£8 per hour: Recruitment Genius: This Pension Specialist was established early...

Day In a Page

Homeless Veterans campaign: Donations hit record-breaking £1m target after £300,000 gift from Lloyds Bank

Homeless Veterans campaign

Donations hit record-breaking £1m target after huge gift from Lloyds Bank
Flight MH370 a year on: Lost without a trace – but the search goes on

Lost without a trace

But, a year on, the search continues for Flight MH370
Germany's spymasters left red-faced after thieves break into brand new secret service HQ and steal taps

Germany's spy HQ springs a leak

Thieves break into new €1.5bn complex... to steal taps
International Women's Day 2015: Celebrating the whirlwind wit of Simone de Beauvoir

Whirlwind wit of Simone de Beauvoir

Simone de Beauvoir's seminal feminist polemic, 'The Second Sex', has been published in short-form for International Women's Day
Mark Zuckerberg’s hiring policy might suit him – but it wouldn’t work for me

Mark Zuckerberg’s hiring policy might suit him – but it wouldn’t work for me

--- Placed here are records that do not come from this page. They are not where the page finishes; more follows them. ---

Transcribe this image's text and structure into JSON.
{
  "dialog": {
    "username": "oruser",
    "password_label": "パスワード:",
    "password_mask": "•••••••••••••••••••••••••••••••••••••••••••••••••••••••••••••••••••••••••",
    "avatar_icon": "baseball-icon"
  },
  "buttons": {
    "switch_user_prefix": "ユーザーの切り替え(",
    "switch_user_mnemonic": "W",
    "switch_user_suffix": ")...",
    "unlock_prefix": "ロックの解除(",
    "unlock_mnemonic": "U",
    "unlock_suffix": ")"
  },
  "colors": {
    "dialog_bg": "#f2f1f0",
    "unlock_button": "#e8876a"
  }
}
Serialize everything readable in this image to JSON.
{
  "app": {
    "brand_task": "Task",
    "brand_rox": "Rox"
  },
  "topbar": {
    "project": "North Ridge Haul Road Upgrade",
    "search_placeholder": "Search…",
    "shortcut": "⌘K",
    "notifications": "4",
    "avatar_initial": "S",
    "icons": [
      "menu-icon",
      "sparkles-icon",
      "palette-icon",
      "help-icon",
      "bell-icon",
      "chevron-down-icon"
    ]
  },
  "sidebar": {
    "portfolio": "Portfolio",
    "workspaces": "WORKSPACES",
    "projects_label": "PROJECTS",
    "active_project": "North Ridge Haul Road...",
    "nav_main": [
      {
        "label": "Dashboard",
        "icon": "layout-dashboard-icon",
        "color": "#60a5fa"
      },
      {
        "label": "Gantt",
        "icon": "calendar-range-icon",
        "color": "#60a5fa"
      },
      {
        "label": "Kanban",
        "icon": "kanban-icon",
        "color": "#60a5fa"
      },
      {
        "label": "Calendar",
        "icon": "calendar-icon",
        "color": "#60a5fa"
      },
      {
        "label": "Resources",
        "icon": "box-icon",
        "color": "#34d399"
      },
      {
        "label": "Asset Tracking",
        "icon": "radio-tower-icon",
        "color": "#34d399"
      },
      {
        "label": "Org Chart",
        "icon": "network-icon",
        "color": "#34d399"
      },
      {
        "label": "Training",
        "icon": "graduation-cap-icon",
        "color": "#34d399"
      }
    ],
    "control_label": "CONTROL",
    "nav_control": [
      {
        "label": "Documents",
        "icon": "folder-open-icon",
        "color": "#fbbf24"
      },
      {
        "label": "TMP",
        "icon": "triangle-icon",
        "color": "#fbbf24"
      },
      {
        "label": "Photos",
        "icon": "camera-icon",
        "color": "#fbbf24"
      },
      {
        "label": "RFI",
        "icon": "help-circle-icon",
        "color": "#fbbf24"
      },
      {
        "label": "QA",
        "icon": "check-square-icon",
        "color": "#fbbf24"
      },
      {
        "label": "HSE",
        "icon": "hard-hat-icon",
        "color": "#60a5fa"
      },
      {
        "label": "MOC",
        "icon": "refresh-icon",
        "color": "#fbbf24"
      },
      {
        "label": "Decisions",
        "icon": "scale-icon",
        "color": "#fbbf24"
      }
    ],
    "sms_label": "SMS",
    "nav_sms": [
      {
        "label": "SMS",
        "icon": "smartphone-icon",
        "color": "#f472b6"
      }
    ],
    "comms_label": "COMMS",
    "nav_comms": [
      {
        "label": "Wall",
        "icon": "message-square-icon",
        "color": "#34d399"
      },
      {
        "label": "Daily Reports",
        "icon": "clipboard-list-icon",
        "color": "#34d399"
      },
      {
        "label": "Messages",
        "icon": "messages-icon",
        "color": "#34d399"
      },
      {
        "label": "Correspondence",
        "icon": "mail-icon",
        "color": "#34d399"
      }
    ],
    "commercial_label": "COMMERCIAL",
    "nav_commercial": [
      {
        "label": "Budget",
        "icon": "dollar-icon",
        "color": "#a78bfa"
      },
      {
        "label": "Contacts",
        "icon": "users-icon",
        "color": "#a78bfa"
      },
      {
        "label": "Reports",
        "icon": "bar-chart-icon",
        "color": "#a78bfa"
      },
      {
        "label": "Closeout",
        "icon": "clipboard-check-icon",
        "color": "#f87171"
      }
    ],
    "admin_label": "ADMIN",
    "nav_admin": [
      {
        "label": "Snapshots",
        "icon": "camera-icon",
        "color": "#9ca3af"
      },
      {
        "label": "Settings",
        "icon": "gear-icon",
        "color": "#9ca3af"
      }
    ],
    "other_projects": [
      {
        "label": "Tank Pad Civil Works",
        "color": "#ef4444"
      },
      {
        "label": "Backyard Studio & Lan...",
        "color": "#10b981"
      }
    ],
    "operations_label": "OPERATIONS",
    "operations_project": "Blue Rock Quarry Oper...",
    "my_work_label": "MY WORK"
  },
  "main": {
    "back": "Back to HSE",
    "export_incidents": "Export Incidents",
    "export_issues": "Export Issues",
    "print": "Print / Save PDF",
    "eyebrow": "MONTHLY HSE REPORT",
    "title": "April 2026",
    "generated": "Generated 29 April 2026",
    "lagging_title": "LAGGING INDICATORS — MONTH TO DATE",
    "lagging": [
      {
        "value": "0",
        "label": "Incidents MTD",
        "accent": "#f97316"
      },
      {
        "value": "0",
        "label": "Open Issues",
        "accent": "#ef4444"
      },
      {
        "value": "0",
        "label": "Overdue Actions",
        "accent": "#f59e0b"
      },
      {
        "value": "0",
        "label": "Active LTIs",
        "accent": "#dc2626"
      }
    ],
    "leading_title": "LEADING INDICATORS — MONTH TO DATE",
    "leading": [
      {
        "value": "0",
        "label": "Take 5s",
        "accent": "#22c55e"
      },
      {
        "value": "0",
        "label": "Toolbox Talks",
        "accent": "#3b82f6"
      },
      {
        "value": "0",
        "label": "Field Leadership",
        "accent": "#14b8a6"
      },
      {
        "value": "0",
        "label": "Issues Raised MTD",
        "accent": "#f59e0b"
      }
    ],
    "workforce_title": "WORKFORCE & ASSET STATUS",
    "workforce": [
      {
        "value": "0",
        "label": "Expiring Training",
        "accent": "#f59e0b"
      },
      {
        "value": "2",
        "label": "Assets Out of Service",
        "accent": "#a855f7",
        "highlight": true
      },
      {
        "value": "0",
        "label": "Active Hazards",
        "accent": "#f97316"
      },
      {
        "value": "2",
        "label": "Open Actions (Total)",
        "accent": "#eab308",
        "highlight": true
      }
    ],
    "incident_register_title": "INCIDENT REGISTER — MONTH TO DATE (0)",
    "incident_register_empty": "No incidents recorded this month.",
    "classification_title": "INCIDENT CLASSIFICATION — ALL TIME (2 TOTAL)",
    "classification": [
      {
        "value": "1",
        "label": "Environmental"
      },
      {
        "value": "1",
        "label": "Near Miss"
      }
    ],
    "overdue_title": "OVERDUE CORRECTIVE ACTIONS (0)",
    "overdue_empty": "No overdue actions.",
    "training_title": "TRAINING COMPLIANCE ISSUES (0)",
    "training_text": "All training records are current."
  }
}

Why would I want to employ someone I’d be happy to have as my boss, asks Simon Kelner
Confessions of a planespotter: With three Britons under arrest in the UAE, the perils have never been more apparent

Confessions of a planespotter

With three Britons under arrest in the UAE, the perils have never been more apparent. Sam Masters explains the appeal
Russia's gulag museum 'makes no mention' of Stalin's atrocities

Russia's gulag museum

Ministry of Culture-run site 'makes no mention' of Stalin's atrocities
The big fresh food con: Alarming truth behind the chocolate muffin that won't decay

The big fresh food con

Joanna Blythman reveals the alarming truth behind the chocolate muffin that won't decay
Virginia Ironside was my landlady: What is it like to live with an agony aunt on call 24/7?

Virginia Ironside was my landlady

Tim Willis reveals what it's like to live with an agony aunt on call 24/7
Paris Fashion Week 2015: The wit and wisdom of Manish Arora's exercise in high camp

Paris Fashion Week 2015

The wit and wisdom of Manish Arora's exercise in high camp
8 best workout DVDs

8 best workout DVDs

If your 'New Year new you' regime hasn’t lasted beyond February, why not try working out from home?
Paul Scholes column: I don't believe Jonny Evans was spitting at Papiss Cissé. It was a reflex. But what the Newcastle striker did next was horrible

Paul Scholes column

I don't believe Evans was spitting at Cissé. It was a reflex. But what the Newcastle striker did next was horrible
Miguel Layun interview: From the Azteca to Vicarage Road with a million followers

From the Azteca to Vicarage Road with a million followers

Miguel Layun is a star in Mexico where he was criticised for leaving to join Watford. But he says he sees the bigger picture
Frank Warren column: Amir Khan ready to meet winner of Floyd Mayweather v Manny Pacquiao

Khan ready to meet winner of Mayweather v Pacquiao

The Bolton fighter is unlikely to take on Kell Brook with two superstar opponents on the horizon, says Frank Warren
War with Isis: Iraq's government fights to win back Tikrit from militants - but then what?

Baghdad fights to win back Tikrit from Isis – but then what?

Patrick Cockburn reports from Kirkuk on a conflict which sectarianism has made intractable